** Provided information follows **

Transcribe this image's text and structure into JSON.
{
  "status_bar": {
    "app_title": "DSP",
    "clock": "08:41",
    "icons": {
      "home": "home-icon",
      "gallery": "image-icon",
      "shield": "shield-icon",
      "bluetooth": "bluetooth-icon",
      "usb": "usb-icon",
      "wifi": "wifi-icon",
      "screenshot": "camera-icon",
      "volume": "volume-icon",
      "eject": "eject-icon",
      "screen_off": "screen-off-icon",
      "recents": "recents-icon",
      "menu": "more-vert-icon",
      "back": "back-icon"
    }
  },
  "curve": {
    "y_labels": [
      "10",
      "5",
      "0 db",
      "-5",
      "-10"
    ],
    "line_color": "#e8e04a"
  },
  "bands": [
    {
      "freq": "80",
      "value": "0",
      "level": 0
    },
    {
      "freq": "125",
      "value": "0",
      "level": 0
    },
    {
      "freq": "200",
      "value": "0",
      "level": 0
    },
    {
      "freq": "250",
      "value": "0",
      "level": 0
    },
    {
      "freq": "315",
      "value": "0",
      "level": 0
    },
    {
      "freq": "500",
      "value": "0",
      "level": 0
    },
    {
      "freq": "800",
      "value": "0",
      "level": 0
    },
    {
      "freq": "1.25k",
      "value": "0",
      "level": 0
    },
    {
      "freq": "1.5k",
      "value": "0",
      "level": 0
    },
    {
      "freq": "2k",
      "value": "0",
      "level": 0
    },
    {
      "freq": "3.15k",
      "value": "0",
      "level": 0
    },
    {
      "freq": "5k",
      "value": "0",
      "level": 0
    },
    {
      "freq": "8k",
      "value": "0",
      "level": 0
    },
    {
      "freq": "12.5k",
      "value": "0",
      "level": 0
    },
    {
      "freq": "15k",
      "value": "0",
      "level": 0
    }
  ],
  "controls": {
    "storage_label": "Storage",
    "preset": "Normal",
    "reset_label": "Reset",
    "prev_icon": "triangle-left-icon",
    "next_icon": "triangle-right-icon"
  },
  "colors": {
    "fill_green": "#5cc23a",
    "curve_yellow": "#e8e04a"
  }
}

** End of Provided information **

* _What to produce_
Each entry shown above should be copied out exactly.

* _The completed task_
Transcribe this image's text and structure into JSON.
{
  "status_bar": {
    "app_title": "DSP",
    "clock": "08:41",
    "icons": {
      "home": "home-icon",
      "gallery": "image-icon",
      "shield": "shield-icon",
      "bluetooth": "bluetooth-icon",
      "usb": "usb-icon",
      "wifi": "wifi-icon",
      "screenshot": "camera-icon",
      "volume": "volume-icon",
      "eject": "eject-icon",
      "screen_off": "screen-off-icon",
      "recents": "recents-icon",
      "menu": "more-vert-icon",
      "back": "back-icon"
    }
  },
  "curve": {
    "y_labels": [
      "10",
      "5",
      "0 db",
      "-5",
      "-10"
    ],
    "line_color": "#e8e04a"
  },
  "bands": [
    {
      "freq": "80",
      "value": "0",
      "level": 0
    },
    {
      "freq": "125",
      "value": "0",
      "level": 0
    },
    {
      "freq": "200",
      "value": "0",
      "level": 0
    },
    {
      "freq": "250",
      "value": "0",
      "level": 0
    },
    {
      "freq": "315",
      "value": "0",
      "level": 0
    },
    {
      "freq": "500",
      "value": "0",
      "level": 0
    },
    {
      "freq": "800",
      "value": "0",
      "level": 0
    },
    {
      "freq": "1.25k",
      "value": "0",
      "level": 0
    },
    {
      "freq": "1.5k",
      "value": "0",
      "level": 0
    },
    {
      "freq": "2k",
      "value": "0",
      "level": 0
    },
    {
      "freq": "3.15k",
      "value": "0",
      "level": 0
    },
    {
      "freq": "5k",
      "value": "0",
      "level": 0
    },
    {
      "freq": "8k",
      "value": "0",
      "level": 0
    },
    {
      "freq": "12.5k",
      "value": "0",
      "level": 0
    },
    {
      "freq": "15k",
      "value": "0",
      "level": 0
    }
  ],
  "controls": {
    "storage_label": "Storage",
    "preset": "Normal",
    "reset_label": "Reset",
    "prev_icon": "triangle-left-icon",
    "next_icon": "triangle-right-icon"
  },
  "colors": {
    "fill_green": "#5cc23a",
    "curve_yellow": "#e8e04a"
  }
}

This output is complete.